--- START ---
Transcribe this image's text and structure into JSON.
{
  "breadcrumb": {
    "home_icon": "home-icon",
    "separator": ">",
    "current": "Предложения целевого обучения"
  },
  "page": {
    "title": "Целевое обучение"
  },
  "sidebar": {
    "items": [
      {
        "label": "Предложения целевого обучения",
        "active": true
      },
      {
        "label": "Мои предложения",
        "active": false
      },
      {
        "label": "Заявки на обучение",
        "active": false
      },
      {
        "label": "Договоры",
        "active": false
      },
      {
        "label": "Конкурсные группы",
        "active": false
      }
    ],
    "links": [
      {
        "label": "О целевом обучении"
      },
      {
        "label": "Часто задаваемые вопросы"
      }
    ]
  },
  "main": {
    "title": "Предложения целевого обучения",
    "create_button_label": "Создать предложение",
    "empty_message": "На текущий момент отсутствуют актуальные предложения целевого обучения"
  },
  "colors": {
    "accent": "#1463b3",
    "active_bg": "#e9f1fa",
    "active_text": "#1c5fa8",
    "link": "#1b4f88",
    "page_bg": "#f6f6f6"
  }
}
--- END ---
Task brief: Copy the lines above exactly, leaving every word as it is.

Task response:
Transcribe this image's text and structure into JSON.
{
  "breadcrumb": {
    "home_icon": "home-icon",
    "separator": ">",
    "current": "Предложения целевого обучения"
  },
  "page": {
    "title": "Целевое обучение"
  },
  "sidebar": {
    "items": [
      {
        "label": "Предложения целевого обучения",
        "active": true
      },
      {
        "label": "Мои предложения",
        "active": false
      },
      {
        "label": "Заявки на обучение",
        "active": false
      },
      {
        "label": "Договоры",
        "active": false
      },
      {
        "label": "Конкурсные группы",
        "active": false
      }
    ],
    "links": [
      {
        "label": "О целевом обучении"
      },
      {
        "label": "Часто задаваемые вопросы"
      }
    ]
  },
  "main": {
    "title": "Предложения целевого обучения",
    "create_button_label": "Создать предложение",
    "empty_message": "На текущий момент отсутствуют актуальные предложения целевого обучения"
  },
  "colors": {
    "accent": "#1463b3",
    "active_bg": "#e9f1fa",
    "active_text": "#1c5fa8",
    "link": "#1b4f88",
    "page_bg": "#f6f6f6"
  }
}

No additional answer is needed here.